Once every line containing "OneDrive" has been counted, report the total for the data and nothing else.

___ WORKING DATA

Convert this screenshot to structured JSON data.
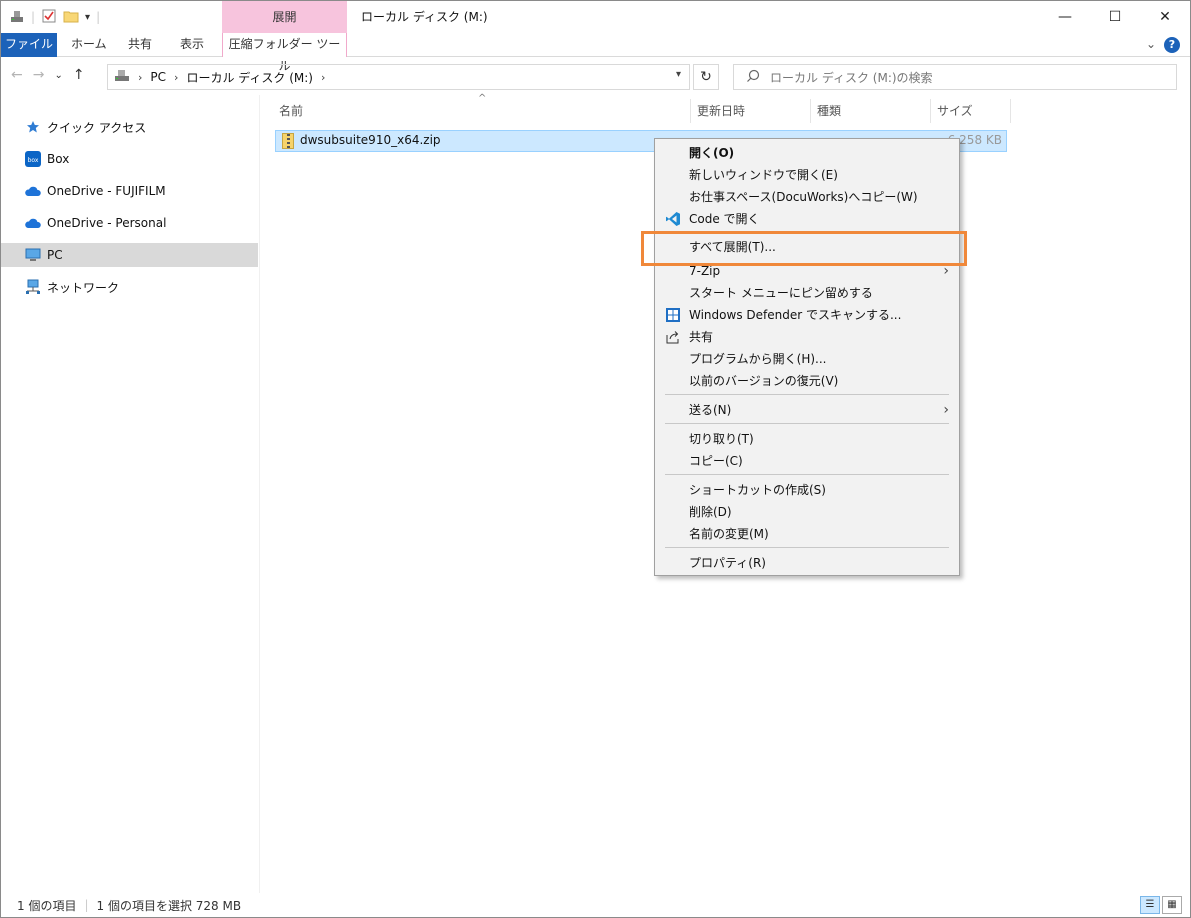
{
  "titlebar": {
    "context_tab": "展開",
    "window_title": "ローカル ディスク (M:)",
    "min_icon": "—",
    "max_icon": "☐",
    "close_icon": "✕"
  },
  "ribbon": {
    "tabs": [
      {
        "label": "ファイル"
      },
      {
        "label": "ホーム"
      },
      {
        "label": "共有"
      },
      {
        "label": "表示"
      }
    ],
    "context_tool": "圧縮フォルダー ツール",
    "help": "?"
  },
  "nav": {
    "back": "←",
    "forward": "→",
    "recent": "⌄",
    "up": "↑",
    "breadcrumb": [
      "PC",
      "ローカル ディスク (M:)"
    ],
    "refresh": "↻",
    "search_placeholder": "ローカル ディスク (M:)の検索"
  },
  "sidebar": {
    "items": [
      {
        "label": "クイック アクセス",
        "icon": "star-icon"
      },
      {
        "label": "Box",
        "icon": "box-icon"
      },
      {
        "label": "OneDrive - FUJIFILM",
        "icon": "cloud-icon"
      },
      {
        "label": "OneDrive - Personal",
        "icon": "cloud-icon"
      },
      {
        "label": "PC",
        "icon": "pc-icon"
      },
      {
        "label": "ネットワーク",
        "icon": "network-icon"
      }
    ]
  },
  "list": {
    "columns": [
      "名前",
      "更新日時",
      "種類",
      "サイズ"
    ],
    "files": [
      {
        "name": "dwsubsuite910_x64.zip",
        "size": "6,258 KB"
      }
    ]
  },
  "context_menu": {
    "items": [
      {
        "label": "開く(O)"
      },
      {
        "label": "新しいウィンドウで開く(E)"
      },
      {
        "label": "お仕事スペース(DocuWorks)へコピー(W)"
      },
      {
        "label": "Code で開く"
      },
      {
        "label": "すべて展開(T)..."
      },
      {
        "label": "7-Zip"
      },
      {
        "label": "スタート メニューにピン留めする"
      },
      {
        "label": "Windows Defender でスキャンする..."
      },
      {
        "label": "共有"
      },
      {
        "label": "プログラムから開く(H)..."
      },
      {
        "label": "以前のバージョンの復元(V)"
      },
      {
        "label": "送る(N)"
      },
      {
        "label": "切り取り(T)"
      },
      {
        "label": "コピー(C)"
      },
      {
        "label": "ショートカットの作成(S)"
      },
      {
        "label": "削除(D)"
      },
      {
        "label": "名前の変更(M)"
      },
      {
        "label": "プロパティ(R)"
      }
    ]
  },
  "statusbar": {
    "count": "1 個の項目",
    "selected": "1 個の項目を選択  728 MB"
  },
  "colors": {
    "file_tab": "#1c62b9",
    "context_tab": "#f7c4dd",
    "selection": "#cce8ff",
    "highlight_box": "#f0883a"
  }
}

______

**OUTPUT FOR THIS TASK:** 2